■ THE DATA:
»»

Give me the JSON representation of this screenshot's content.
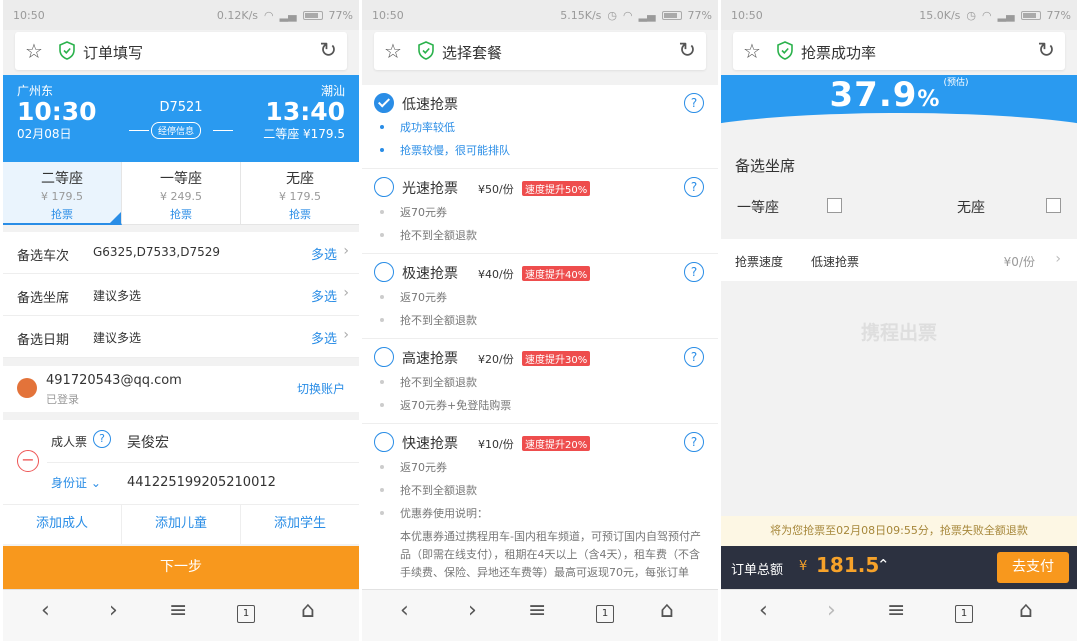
{
  "colors": {
    "accent": "#2a8de6",
    "header_blue": "#2a9af0",
    "orange": "#f8981d",
    "badge_red": "#ee4d4d",
    "paybar": "#2c3140"
  },
  "screens": [
    {
      "status": {
        "time": "10:50",
        "speed": "0.12K/s",
        "battery": "77%"
      },
      "title": "订单填写",
      "train": {
        "from": "广州东",
        "to": "潮汕",
        "dep_time": "10:30",
        "arr_time": "13:40",
        "date": "02月08日",
        "number": "D7521",
        "stops": "经停信息",
        "price_line": "二等座 ¥179.5"
      },
      "seats": [
        {
          "name": "二等座",
          "price": "¥ 179.5",
          "action": "抢票"
        },
        {
          "name": "一等座",
          "price": "¥ 249.5",
          "action": "抢票"
        },
        {
          "name": "无座",
          "price": "¥ 179.5",
          "action": "抢票"
        }
      ],
      "rows": [
        {
          "label": "备选车次",
          "value": "G6325,D7533,D7529",
          "action": "多选"
        },
        {
          "label": "备选坐席",
          "value": "建议多选",
          "action": "多选"
        },
        {
          "label": "备选日期",
          "value": "建议多选",
          "action": "多选"
        }
      ],
      "account": {
        "email": "491720543@qq.com",
        "status": "已登录",
        "switch": "切换账户"
      },
      "passenger": {
        "type": "成人票",
        "name": "吴俊宏",
        "id_type": "身份证",
        "id": "441225199205210012"
      },
      "add": [
        "添加成人",
        "添加儿童",
        "添加学生"
      ],
      "next": "下一步"
    },
    {
      "status": {
        "time": "10:50",
        "speed": "5.15K/s",
        "battery": "77%"
      },
      "title": "选择套餐",
      "packages": [
        {
          "name": "低速抢票",
          "price": "",
          "badge": "",
          "items": [
            "成功率较低",
            "抢票较慢，很可能排队"
          ]
        },
        {
          "name": "光速抢票",
          "price": "¥50/份",
          "badge": "速度提升50%",
          "items": [
            "返70元券",
            "抢不到全额退款"
          ]
        },
        {
          "name": "极速抢票",
          "price": "¥40/份",
          "badge": "速度提升40%",
          "items": [
            "返70元券",
            "抢不到全额退款"
          ]
        },
        {
          "name": "高速抢票",
          "price": "¥20/份",
          "badge": "速度提升30%",
          "items": [
            "抢不到全额退款",
            "返70元券+免登陆购票"
          ]
        },
        {
          "name": "快速抢票",
          "price": "¥10/份",
          "badge": "速度提升20%",
          "items": [
            "返70元券",
            "抢不到全额退款",
            "优惠券使用说明："
          ]
        }
      ],
      "note": "本优惠券通过携程用车-国内租车频道，可预订国内自驾预付产品（即需在线支付），租期在4天以上（含4天），租车费（不含手续费、保险、异地还车费等）最高可返现70元，每张订单"
    },
    {
      "status": {
        "time": "10:50",
        "speed": "15.0K/s",
        "battery": "77%"
      },
      "title": "抢票成功率",
      "rate": {
        "value": "37.9",
        "unit": "%",
        "est": "(预估)"
      },
      "spare": {
        "title": "备选坐席",
        "opt1": "一等座",
        "opt2": "无座"
      },
      "speed": {
        "label": "抢票速度",
        "value": "低速抢票",
        "price": "¥0/份"
      },
      "watermark": "携程出票",
      "notice": "将为您抢票至02月08日09:55分，抢票失败全额退款",
      "pay": {
        "label": "订单总额",
        "currency": "¥",
        "amount": "181.5",
        "button": "去支付"
      }
    }
  ],
  "nav": {
    "tabs": "1"
  }
}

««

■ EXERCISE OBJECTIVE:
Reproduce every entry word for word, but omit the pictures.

■ TASK OUTPUT:
Give me the JSON representation of this screenshot's content.
{
  "colors": {
    "accent": "#2a8de6",
    "header_blue": "#2a9af0",
    "orange": "#f8981d",
    "badge_red": "#ee4d4d",
    "paybar": "#2c3140"
  },
  "screens": [
    {
      "status": {
        "time": "10:50",
        "speed": "0.12K/s",
        "battery": "77%"
      },
      "title": "订单填写",
      "train": {
        "from": "广州东",
        "to": "潮汕",
        "dep_time": "10:30",
        "arr_time": "13:40",
        "date": "02月08日",
        "number": "D7521",
        "stops": "经停信息",
        "price_line": "二等座 ¥179.5"
      },
      "seats": [
        {
          "name": "二等座",
          "price": "¥ 179.5",
          "action": "抢票"
        },
        {
          "name": "一等座",
          "price": "¥ 249.5",
          "action": "抢票"
        },
        {
          "name": "无座",
          "price": "¥ 179.5",
          "action": "抢票"
        }
      ],
      "rows": [
        {
          "label": "备选车次",
          "value": "G6325,D7533,D7529",
          "action": "多选"
        },
        {
          "label": "备选坐席",
          "value": "建议多选",
          "action": "多选"
        },
        {
          "label": "备选日期",
          "value": "建议多选",
          "action": "多选"
        }
      ],
      "account": {
        "email": "491720543@qq.com",
        "status": "已登录",
        "switch": "切换账户"
      },
      "passenger": {
        "type": "成人票",
        "name": "吴俊宏",
        "id_type": "身份证",
        "id": "441225199205210012"
      },
      "add": [
        "添加成人",
        "添加儿童",
        "添加学生"
      ],
      "next": "下一步"
    },
    {
      "status": {
        "time": "10:50",
        "speed": "5.15K/s",
        "battery": "77%"
      },
      "title": "选择套餐",
      "packages": [
        {
          "name": "低速抢票",
          "price": "",
          "badge": "",
          "items": [
            "成功率较低",
            "抢票较慢，很可能排队"
          ]
        },
        {
          "name": "光速抢票",
          "price": "¥50/份",
          "badge": "速度提升50%",
          "items": [
            "返70元券",
            "抢不到全额退款"
          ]
        },
        {
          "name": "极速抢票",
          "price": "¥40/份",
          "badge": "速度提升40%",
          "items": [
            "返70元券",
            "抢不到全额退款"
          ]
        },
        {
          "name": "高速抢票",
          "price": "¥20/份",
          "badge": "速度提升30%",
          "items": [
            "抢不到全额退款",
            "返70元券+免登陆购票"
          ]
        },
        {
          "name": "快速抢票",
          "price": "¥10/份",
          "badge": "速度提升20%",
          "items": [
            "返70元券",
            "抢不到全额退款",
            "优惠券使用说明："
          ]
        }
      ],
      "note": "本优惠券通过携程用车-国内租车频道，可预订国内自驾预付产品（即需在线支付），租期在4天以上（含4天），租车费（不含手续费、保险、异地还车费等）最高可返现70元，每张订单"
    },
    {
      "status": {
        "time": "10:50",
        "speed": "15.0K/s",
        "battery": "77%"
      },
      "title": "抢票成功率",
      "rate": {
        "value": "37.9",
        "unit": "%",
        "est": "(预估)"
      },
      "spare": {
        "title": "备选坐席",
        "opt1": "一等座",
        "opt2": "无座"
      },
      "speed": {
        "label": "抢票速度",
        "value": "低速抢票",
        "price": "¥0/份"
      },
      "watermark": "携程出票",
      "notice": "将为您抢票至02月08日09:55分，抢票失败全额退款",
      "pay": {
        "label": "订单总额",
        "currency": "¥",
        "amount": "181.5",
        "button": "去支付"
      }
    }
  ],
  "nav": {
    "tabs": "1"
  }
}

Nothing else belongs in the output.